They both afford the owner(s) the advantage of limited liability and are both pass through entities for tax purposes (i.e. The entities both declare their profits and losses on the individual owners tax returns without the need for the entity to pay a separate tax for such income). Given the strong similarities between the two entities, choosing amongst the two is often a difficult task. As such, as a restaurant and bar attorney in New York, I am repeatedly asked this question by clients.
GENERAL RULE: Choose a Limited Liability Company over the other choice of entities when opening a new restaurant, bar or hotel in New York.
While the two have very strong similarities, they are not without their differences. For example, S-Corporations are subject to stringent corporate formalities such as holding annual corporate meetings, keeping the minutes of the meetings, appointing corporate officers to serve, and issuing corporate stock to ownerâ€™s which may often be difficult to sell and/or transfer.

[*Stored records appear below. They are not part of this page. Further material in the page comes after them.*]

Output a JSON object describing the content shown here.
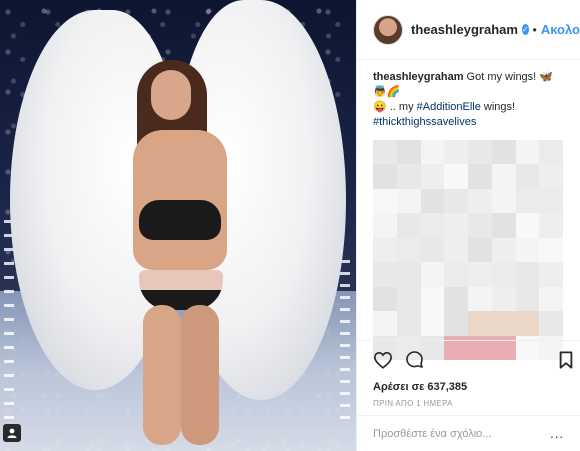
{
  "post": {
    "username": "theashleygraham",
    "follow_label": "Ακολουθήστε",
    "caption": {
      "username": "theashleygraham",
      "text1": "Got my wings! 🦋👼🌈",
      "text2": "😛 .. my ",
      "tag1": "#AdditionElle",
      "text3": " wings!",
      "tag2": "#thickthighssavelives"
    },
    "likes": "Αρέσει σε 637,385",
    "time": "ΠΡΙΝ ΑΠΟ 1 ΗΜΕΡΑ",
    "comment_placeholder": "Προσθέστε ένα σχόλιο...",
    "more_label": "..."
  },
  "colors": {
    "accent": "#3897f0",
    "hashtag": "#003569"
  },
  "icons": [
    "heart-icon",
    "comment-icon",
    "bookmark-icon",
    "verified-icon",
    "user-tag-icon"
  ]
}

In contrast, an LLC does not require annual meetings, appointing officers, the recording of meeting minutes, or the issuance of stock. Moreover, profits and losses distributed by an LLC need not be made in proportion to ownership share. However, in contrast, if an S-Corporation owner owns 50% of the shares, he/she MUST receive 50% of the profits and/or losses.
Additionally, the amount of S-Corporation shareholders cannot exceed 100 and all must be U.S. citizens or permanent residents. An LLC does not have these restrictions either.
A downside to forming an LLC is the publication requirement. Within 120 days after the filing of the initial articles of organization, notice must be published once each week for six successive weeks, in two newspapers of the county in which the office of the LLC is located (one newspaper to be printed weekly and one newspaper to be printed daily; both need be designated by the county clerk). If the LLC is located in New York City, this publication will cost about $1,100.00. By contrast, an S-Corporation does not have any publication requirement. This publication cost is the main disincentive to choosing an LLC when doing business in New York, but in the end, if you plan on being in business for the next 10+ years, given the flexibility of the LLC entity, this additional cost is worth it.